Task to carry out:
State only how many lines of the records contain the string "title".

*** Data supplied ***

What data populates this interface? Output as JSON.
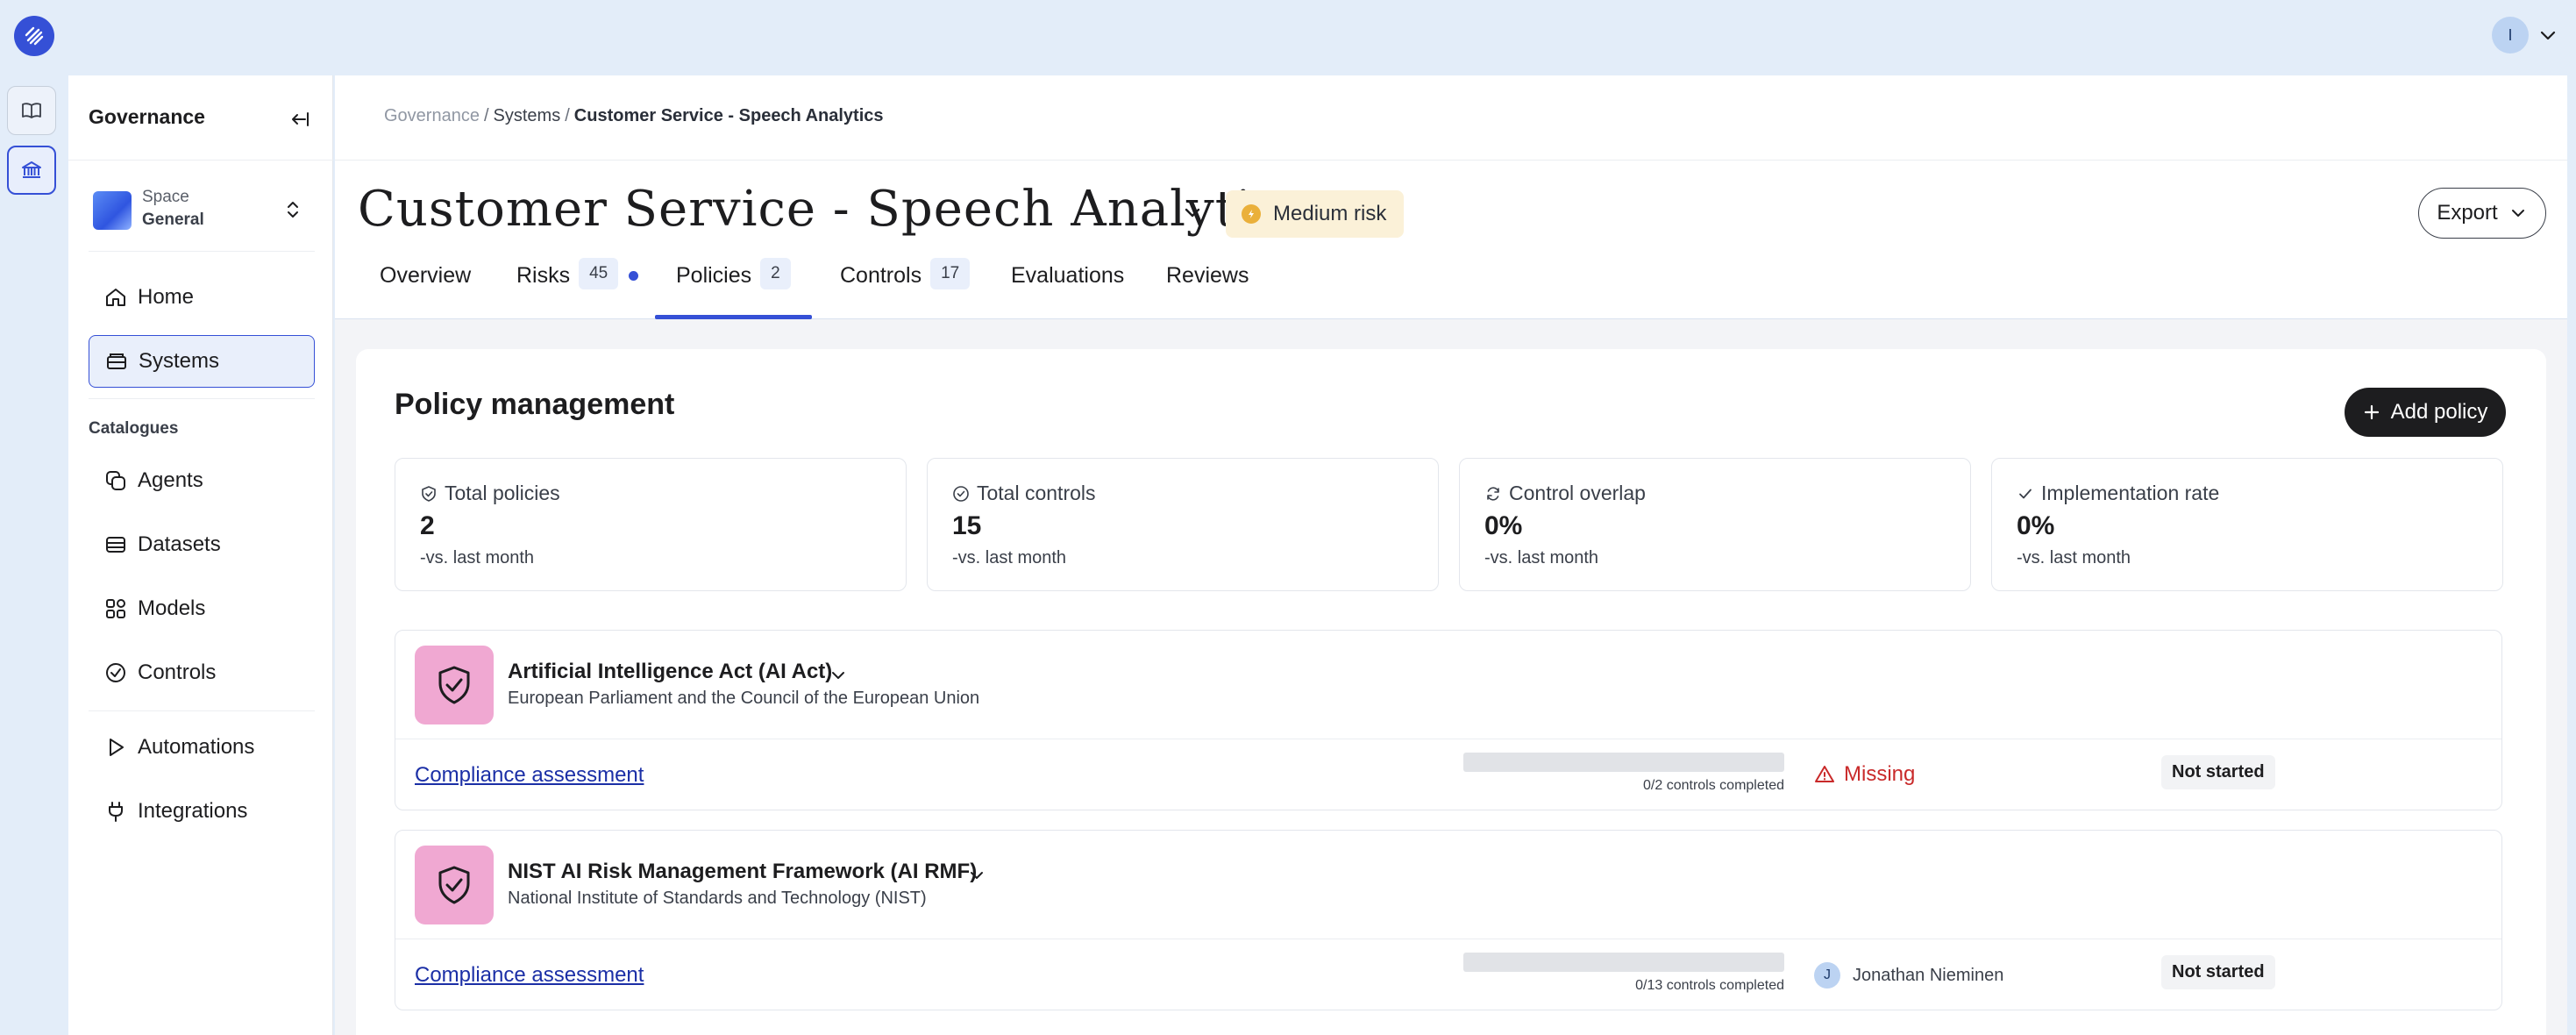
{
  "user": {
    "initial": "I"
  },
  "sidebar": {
    "title": "Governance",
    "space": {
      "label": "Space",
      "name": "General"
    },
    "primary": [
      {
        "label": "Home",
        "icon": "home-icon"
      },
      {
        "label": "Systems",
        "icon": "systems-icon",
        "active": true
      }
    ],
    "section_label": "Catalogues",
    "catalogues": [
      {
        "label": "Agents",
        "icon": "agents-icon"
      },
      {
        "label": "Datasets",
        "icon": "datasets-icon"
      },
      {
        "label": "Models",
        "icon": "models-icon"
      },
      {
        "label": "Controls",
        "icon": "controls-icon"
      }
    ],
    "tools": [
      {
        "label": "Automations",
        "icon": "play-icon"
      },
      {
        "label": "Integrations",
        "icon": "plug-icon"
      }
    ]
  },
  "breadcrumb": {
    "root": "Governance",
    "parent": "Systems",
    "current": "Customer Service - Speech Analytics",
    "separator": "/"
  },
  "header": {
    "title": "Customer Service - Speech Analytics",
    "risk_label": "Medium risk",
    "risk_color": "#eab03b",
    "export_label": "Export"
  },
  "tabs": [
    {
      "label": "Overview",
      "count": null
    },
    {
      "label": "Risks",
      "count": "45",
      "dot": true
    },
    {
      "label": "Policies",
      "count": "2",
      "active": true
    },
    {
      "label": "Controls",
      "count": "17"
    },
    {
      "label": "Evaluations",
      "count": null
    },
    {
      "label": "Reviews",
      "count": null
    }
  ],
  "policy_management": {
    "title": "Policy management",
    "add_label": "Add policy",
    "stats": [
      {
        "label": "Total policies",
        "icon": "shield-check-icon",
        "value": "2",
        "sub": "-vs. last month"
      },
      {
        "label": "Total controls",
        "icon": "check-circle-icon",
        "value": "15",
        "sub": "-vs. last month"
      },
      {
        "label": "Control overlap",
        "icon": "refresh-icon",
        "value": "0%",
        "sub": "-vs. last month"
      },
      {
        "label": "Implementation rate",
        "icon": "check-icon",
        "value": "0%",
        "sub": "-vs. last month"
      }
    ],
    "policies": [
      {
        "name": "Artificial Intelligence Act (AI Act)",
        "org": "European Parliament and the Council of the European Union",
        "link": "Compliance assessment",
        "progress": 0,
        "progress_text": "0/2 controls completed",
        "status": "Missing",
        "status_color": "#c92a2a",
        "state": "Not started"
      },
      {
        "name": "NIST AI Risk Management Framework (AI RMF)",
        "org": "National Institute of Standards and Technology (NIST)",
        "link": "Compliance assessment",
        "progress": 0,
        "progress_text": "0/13 controls completed",
        "owner_initial": "J",
        "owner": "Jonathan Nieminen",
        "state": "Not started"
      }
    ]
  },
  "colors": {
    "accent": "#3550d6",
    "policy_icon_bg": "#f0a8d2"
  }
}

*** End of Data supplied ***

Task answer:
3